Prince William's fiancee, Kate Middleton, has it all: princely groom, job for life, all that. She also has delightful fashion sense, writes Moira Macdonald, especially when it comes to her hats.
Say what you will about Kate Middleton — or Princess Catherine or Duchess of Something English or Waity Katie or whatever you want to call her — the lady can wear a hat.
And, as we count down to the royal wedding on April 29, I find that’s the thing about her that intrigues me most. Imagine a life where an assortment of hats awaits, for any occasion. Consider the somber mood created by her large black felt hat (leavened just a bit by a loop-the-loop heart), or the it’s-a-bird/it’s-a-plane silliness of that taupe-colored feather confection that seems to have made a landing on her head, or the insouciant tilt of her black-and-white flying saucer, or the charming miscellany of her itty-bitty fascinator, complete with feathers, buttons and a cameo. (A fascinator, by the way, is a small and usually whimsical headpiece, not quite substantial enough to be called a hat, but with sufficient personality to stand on its own.)
In those pictures, imagine each of her outfits without the hats.
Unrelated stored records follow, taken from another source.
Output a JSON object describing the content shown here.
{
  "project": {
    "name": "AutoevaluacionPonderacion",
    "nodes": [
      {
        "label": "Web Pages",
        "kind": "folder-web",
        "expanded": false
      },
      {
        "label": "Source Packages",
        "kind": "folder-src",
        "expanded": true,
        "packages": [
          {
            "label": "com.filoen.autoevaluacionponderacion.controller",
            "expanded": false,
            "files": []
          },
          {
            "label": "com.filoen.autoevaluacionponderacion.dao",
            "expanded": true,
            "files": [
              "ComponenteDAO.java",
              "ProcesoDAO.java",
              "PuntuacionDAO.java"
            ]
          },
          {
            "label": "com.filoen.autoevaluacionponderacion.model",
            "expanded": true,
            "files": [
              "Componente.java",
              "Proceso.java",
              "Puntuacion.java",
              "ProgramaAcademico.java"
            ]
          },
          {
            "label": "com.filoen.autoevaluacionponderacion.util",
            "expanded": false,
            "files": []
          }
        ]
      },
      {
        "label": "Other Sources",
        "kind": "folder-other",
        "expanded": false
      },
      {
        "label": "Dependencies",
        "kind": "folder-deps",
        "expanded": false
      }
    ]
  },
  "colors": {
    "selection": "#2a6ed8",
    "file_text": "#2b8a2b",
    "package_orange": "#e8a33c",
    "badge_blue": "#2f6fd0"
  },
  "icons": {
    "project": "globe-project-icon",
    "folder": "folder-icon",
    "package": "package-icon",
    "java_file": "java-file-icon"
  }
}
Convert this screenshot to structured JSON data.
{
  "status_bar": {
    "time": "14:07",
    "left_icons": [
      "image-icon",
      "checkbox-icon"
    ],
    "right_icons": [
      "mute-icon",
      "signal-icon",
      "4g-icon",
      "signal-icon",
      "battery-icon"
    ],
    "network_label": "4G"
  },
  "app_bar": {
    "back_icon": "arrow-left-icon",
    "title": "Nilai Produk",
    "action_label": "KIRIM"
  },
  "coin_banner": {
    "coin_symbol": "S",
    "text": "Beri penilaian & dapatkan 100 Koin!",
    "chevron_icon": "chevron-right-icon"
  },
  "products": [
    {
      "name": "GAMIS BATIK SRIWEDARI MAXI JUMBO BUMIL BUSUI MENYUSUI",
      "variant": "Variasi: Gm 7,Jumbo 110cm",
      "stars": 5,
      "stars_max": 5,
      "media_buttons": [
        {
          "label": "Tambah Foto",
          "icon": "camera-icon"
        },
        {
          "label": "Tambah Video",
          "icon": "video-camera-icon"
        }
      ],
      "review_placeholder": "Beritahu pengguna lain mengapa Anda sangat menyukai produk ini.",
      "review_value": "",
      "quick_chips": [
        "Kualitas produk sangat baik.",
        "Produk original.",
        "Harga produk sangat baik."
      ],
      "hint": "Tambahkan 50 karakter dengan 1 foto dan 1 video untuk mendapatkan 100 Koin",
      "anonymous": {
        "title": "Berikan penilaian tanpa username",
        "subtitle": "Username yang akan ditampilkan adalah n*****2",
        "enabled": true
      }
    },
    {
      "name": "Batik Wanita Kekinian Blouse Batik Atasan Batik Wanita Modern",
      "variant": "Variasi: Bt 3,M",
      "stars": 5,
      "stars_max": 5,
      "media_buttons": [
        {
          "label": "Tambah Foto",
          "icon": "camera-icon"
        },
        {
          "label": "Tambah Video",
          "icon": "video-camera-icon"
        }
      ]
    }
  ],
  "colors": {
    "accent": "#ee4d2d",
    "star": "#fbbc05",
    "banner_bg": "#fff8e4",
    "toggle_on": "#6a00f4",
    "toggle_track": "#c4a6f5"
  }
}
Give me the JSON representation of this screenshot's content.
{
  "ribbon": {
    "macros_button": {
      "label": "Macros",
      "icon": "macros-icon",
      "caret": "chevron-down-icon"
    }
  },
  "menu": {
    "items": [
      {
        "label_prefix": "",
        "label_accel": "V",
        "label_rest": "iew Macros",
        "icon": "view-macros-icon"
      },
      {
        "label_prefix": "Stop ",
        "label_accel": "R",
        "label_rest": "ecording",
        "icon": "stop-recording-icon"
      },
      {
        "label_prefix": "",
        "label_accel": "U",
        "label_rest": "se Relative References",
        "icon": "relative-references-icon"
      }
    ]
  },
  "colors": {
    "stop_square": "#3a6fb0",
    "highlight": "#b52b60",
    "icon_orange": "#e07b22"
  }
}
She’d look fine, smart, well-groomed, appropriate. But something would be missing; that extra touch of mystery and dash that a hat adds. Hats change the faces beneath them, adding authority and drama and making a simple outfit suddenly chic.
Think of the heroines of ’30s and ’40s movies, never fully dressed without a perfect chapeau; or, even now, pretty much any Helena Bonham Carter movie. (I remember the little-seen 2003 hatfest “The Heart of Me,” in which Bonham Carter is dismayed by the arrival of her sister, played by Olivia Williams, fully equipped with hat and veil. “Can’t you push that up?” she asks with cut-glass diction, referring to the veil. “I feel at a disadvantage.”)
Most Read Stories
The word “bareheaded” has pretty much left the language; instead, it’s become the default. Most of us walk around hatless, on days when it isn’t freezing or broiling, dreaming perhaps of the glorious hats we might wear had we the time, the budget, the right kind of hair, the je ne sais quoi.
But a princess-in-waiting doesn’t have that option. The soon-to-be-former Miss Middleton is about to become the great-granddaughter-in-law of the late Queen Mum, famous for her boisterously cheery hats that looked like Easter baskets on her head, and the daughter-in-law of the late Diana, Princess of Wales, who knew exactly what to do with a hat (though not always what to do with her bangs underneath them). Remember the sweet little veiled number Diana wore as part of her coral-colored going-away outfit, after another royal wedding many years ago? I do.
Will Kate have a going-away outfit, even though she and William reportedly aren’t leaving for the honeymoon until the day after the wedding? No doubt, and I bet the hat will be a lulu.
A while back, I went to a wedding in Scotland, with the reception held at a castle full of hatted ladies — myself included — strolling about and decorously sipping Champagne. As the afternoon progressed, I wondered about the logistics of removing our daytime hats for dinner (a crucial point of hat etiquette). Eventually, the smiling mother of the bride led a group of female guests to a ladies’ lounge, where we all removed our hats and fluffed up our hair, laying the hats on waiting tables.
Hours later, retrieving mine at the evening’s end, I remember how pretty the hats all looked, side-by-side in a bright, feathery crowd, and wondered if they’d chatted about their wearers when left alone.
Somewhere, Kate Middleton’s hats are assembled, ready to step into a new life with her. I think they’re up for the challenge.
Moira Macdonald: 206-464-2725 or email@example.com